Backers believe that Grand Avenue can succeed where other downtown revitalizations have failed. They said that it would rise amid such cultural landmarks as Walt Disney Concert Hall, the other venues of the Music Center and the Museum of Contemporary Art at a time when downtown is suddenly a hot destination for the first time in decades.
But even some supporters said it remained to be seen whether such a massive undertaking could change the way people think about the city center.
“Done right, redevelopment is a tool for good. Done wrong, it’s horrible,” county Supervisor Zev Yaroslavsky said. “I really believe, let me tell you, there have been more pairs of eyes looking over this project than any I can ever remember.”
Though the project has attracted mostly praise at recent public meetings, the tax breaks and other public support have their detractors.
“The desire for an iconic skyline, that’s just for aesthetics,” said Antonovich, a longtime opponent of the project. “That should be borne by a developer and not the taxpayers who reside in the entire county.”
Christopher Sutton, an attorney for the Westin Bonaventure Hotel, which has opposed the tax breaks for the Mandarin Oriental, told the City Council and the Board of Supervisors that his client was prepared to take legal action to block the project if necessary.
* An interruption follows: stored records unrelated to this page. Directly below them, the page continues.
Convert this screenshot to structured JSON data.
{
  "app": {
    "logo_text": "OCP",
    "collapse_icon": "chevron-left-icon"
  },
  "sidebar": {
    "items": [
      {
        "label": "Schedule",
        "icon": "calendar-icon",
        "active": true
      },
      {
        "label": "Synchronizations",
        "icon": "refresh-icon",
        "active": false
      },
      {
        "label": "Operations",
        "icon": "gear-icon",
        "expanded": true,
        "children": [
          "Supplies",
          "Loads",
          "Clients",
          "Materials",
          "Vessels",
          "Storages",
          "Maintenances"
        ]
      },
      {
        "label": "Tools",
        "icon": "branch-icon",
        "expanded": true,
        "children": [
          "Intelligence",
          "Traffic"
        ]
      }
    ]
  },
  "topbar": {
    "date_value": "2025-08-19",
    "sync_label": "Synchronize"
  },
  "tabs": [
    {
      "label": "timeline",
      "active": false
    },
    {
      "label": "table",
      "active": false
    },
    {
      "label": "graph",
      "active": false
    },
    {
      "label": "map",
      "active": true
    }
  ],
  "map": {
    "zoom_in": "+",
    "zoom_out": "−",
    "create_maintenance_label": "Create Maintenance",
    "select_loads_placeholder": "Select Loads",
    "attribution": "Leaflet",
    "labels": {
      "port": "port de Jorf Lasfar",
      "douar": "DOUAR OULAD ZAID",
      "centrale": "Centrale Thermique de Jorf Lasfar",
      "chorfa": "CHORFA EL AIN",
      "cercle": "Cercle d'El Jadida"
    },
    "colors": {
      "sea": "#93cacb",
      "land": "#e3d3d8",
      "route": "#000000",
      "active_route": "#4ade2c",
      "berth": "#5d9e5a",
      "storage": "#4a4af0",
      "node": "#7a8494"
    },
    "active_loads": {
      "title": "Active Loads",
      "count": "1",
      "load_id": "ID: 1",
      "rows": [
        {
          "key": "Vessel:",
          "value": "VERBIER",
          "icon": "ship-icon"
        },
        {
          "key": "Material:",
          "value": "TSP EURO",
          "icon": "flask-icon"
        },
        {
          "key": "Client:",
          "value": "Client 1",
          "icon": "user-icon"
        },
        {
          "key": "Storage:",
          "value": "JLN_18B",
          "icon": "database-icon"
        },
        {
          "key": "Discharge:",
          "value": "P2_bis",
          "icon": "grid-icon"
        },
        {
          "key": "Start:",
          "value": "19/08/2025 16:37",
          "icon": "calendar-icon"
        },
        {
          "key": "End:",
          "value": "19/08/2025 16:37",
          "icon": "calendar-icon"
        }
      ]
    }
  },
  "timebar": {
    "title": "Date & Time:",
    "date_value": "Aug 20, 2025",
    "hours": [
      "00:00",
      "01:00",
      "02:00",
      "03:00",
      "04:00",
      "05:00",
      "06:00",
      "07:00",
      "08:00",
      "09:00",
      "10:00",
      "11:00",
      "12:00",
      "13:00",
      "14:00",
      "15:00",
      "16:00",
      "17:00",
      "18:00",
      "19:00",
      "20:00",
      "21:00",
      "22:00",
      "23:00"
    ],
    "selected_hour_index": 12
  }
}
He called the project a “direct threat” to the Bonaventure.
The hotel issued a similar ultimatum when the convention center at L.A. Live, another mega-project being built at the south end of downtown, received a larger tax rebate in 2005. But that project has moved forward and will open its first phase this year.
Related Cos. said the Grand Avenue project was not feasible without the subsidies. The developer has spent months negotiating behind the scenes for the tax breaks, an increasingly common incentive used by cities to attract catalytic projects.
Early estimates put the tax rebates for Grand Avenue at $40 million over 20 years. But a recent report from the city’s legislative analyst estimated that the rebates could cost $66 million. The largest tax break would be in the 14% city hotel tax, a maximum of $60.5 million over 20 years, the report said.
From the beginning, the Grand Avenue project has been marked by a nontraditional public-private marriage. Besides the proposed tax breaks, government agencies are providing the land, investing in street improvements and subsidizing affordable housing in the project.
Related and its fiscal partners, meanwhile, are taking much of the financial risk -- particularly tenuous in a downtown real estate market that has shown signs of softening. They also are subject to a number of requirements, including the condition that all construction and permanent jobs in the development meet the city’s “prevailing” or “living” wage requirements.
In addition, the agreement calls for developers to give at least 30% of jobs to workers living within five miles of the site. That clause was criticized by Antonovich, who described the city deal as unfair to workers who live elsewhere in the county.
“It’s Jim Crow of the 21st century,” Antonovich said. “We’re denying them their constitutional rights to work in their own county?”
Despite those criticisms, several civic leaders said it was rare for the city and county to cooperate so fully as they have to move the Grand Avenue project forward.
Councilwoman Jan Perry, who serves on the joint powers authority board, called the level of cooperation unprecedented.
Though the city, county and developer each would bear a portion of the project’s financial risk, each also would profit if the development was a success.
The city and county could reap substantial tax revenue from the project, far more than they receive now from the properties, which are either vacant or parking lots.
Related has written a $50-million check to the civic agencies, which represents the prepaid ground lease on the first phase and a portion of the second phase of the project.
Related has said that construction of the first phase is expected to start in October and be completed in June 2011.